The answer is one number: how many lines in the data below hold "JSON".

•••

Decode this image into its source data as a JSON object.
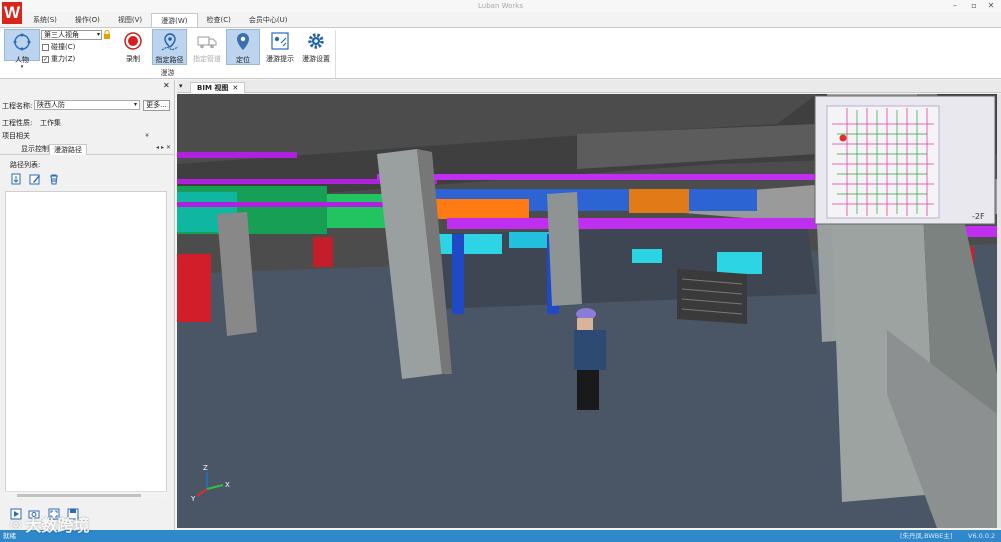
{
  "app": {
    "title": "Luban Works",
    "logo_letter": "W"
  },
  "menu": {
    "items": [
      "系统(S)",
      "操作(O)",
      "视图(V)",
      "漫游(W)",
      "检查(C)",
      "会员中心(U)"
    ],
    "active_index": 3
  },
  "ribbon": {
    "person_label": "人物",
    "view_mode": "第三人视角",
    "checkbox_collision": {
      "label": "碰撞(C)",
      "checked": false
    },
    "checkbox_gravity": {
      "label": "重力(Z)",
      "checked": true
    },
    "record_label": "录制",
    "specify_path_label": "指定路径",
    "pipe_label": "指定管道",
    "locate_label": "定位",
    "tips_label": "漫游提示",
    "settings_label": "漫游设置",
    "group_label": "漫游"
  },
  "left_panel": {
    "project_name_label": "工程名称:",
    "project_name_value": "陕西人防",
    "more_label": "更多...",
    "project_type_label": "工程性质:",
    "project_type_value": "工作集",
    "related_label": "项目相关",
    "collapse_glyph": "»",
    "tabs": [
      "显示控制",
      "漫游路径"
    ],
    "active_tab": 1,
    "path_list_label": "路径列表:"
  },
  "viewport": {
    "tab_label": "BIM 视图",
    "minimap_floor": "-2F",
    "axis_labels": {
      "x": "X",
      "y": "Y",
      "z": "Z"
    }
  },
  "status": {
    "text": "就绪",
    "user": "[朱丹凤,BWBE主]",
    "version": "V6.0.0.2"
  },
  "watermark": "大数跨境",
  "colors": {
    "status_bar": "#2f88c9",
    "pipe_magenta": "#b020e0",
    "duct_green": "#1fc46a",
    "floor": "#4a5565",
    "ceiling": "#4c4c4c"
  }
}
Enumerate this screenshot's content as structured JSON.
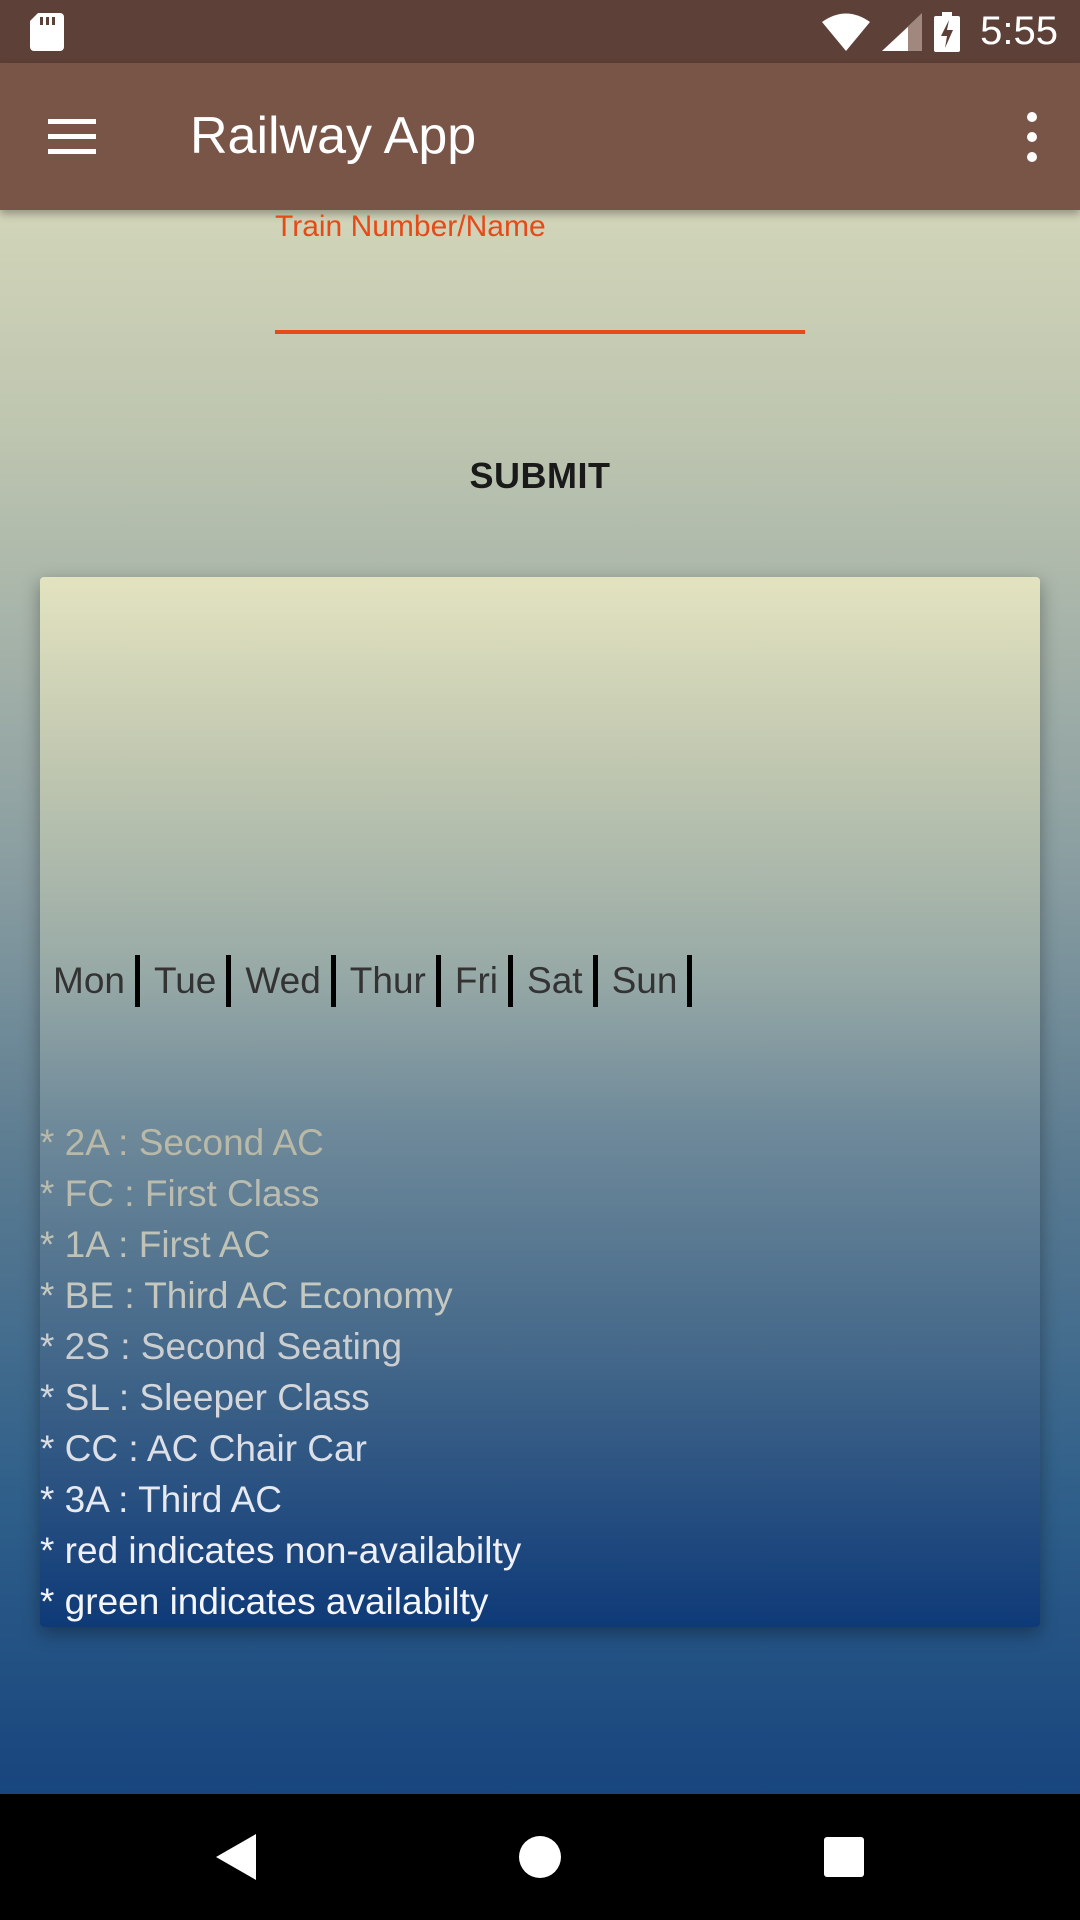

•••

» Written response:
2